Pick every line out of the entries below that has the string "color", and copy it.

BEGIN SUPPLIED DATA

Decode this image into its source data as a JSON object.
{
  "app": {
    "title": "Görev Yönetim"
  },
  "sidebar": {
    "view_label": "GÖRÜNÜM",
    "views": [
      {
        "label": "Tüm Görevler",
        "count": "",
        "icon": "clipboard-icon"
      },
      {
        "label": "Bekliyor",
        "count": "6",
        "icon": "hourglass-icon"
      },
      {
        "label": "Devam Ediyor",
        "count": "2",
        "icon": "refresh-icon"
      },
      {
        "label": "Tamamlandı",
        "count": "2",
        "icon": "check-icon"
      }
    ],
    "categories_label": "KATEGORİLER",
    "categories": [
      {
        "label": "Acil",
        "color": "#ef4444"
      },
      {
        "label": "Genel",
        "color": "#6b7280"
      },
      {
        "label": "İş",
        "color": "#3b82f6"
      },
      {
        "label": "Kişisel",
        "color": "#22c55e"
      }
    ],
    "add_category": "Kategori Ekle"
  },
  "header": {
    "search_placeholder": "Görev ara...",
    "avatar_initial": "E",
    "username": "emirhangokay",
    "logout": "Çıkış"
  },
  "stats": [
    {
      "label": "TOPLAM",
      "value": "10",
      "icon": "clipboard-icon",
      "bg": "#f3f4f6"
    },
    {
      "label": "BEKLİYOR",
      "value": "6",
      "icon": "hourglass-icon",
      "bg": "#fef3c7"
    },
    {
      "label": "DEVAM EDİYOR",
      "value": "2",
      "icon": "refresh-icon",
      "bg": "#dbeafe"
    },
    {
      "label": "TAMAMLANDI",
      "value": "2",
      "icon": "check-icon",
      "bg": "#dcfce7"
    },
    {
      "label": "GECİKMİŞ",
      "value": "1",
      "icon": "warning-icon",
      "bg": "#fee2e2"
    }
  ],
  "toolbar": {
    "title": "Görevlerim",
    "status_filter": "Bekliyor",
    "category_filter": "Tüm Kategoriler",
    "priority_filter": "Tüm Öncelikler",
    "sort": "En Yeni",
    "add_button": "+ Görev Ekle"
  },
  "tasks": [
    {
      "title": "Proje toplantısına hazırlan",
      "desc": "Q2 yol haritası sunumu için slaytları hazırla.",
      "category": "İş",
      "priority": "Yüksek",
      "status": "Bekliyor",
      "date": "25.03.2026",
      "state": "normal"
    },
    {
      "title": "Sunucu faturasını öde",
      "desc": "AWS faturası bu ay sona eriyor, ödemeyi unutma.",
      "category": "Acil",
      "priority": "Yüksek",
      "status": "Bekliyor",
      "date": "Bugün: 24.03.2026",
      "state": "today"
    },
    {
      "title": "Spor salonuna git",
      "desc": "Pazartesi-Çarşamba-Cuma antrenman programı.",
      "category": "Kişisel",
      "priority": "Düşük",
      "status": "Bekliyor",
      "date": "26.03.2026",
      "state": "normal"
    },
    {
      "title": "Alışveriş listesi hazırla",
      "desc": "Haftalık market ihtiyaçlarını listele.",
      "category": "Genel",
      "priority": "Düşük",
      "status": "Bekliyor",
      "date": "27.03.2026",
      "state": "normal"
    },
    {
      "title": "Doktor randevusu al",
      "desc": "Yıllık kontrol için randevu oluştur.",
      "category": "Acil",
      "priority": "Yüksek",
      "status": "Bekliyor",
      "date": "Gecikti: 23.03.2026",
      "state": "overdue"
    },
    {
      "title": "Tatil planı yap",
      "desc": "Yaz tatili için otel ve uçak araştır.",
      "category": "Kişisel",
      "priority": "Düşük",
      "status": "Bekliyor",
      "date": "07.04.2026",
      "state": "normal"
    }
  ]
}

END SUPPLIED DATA

EXPECTED OUTPUT -
        "color": "#ef4444"
        "color": "#6b7280"
        "color": "#3b82f6"
        "color": "#22c55e"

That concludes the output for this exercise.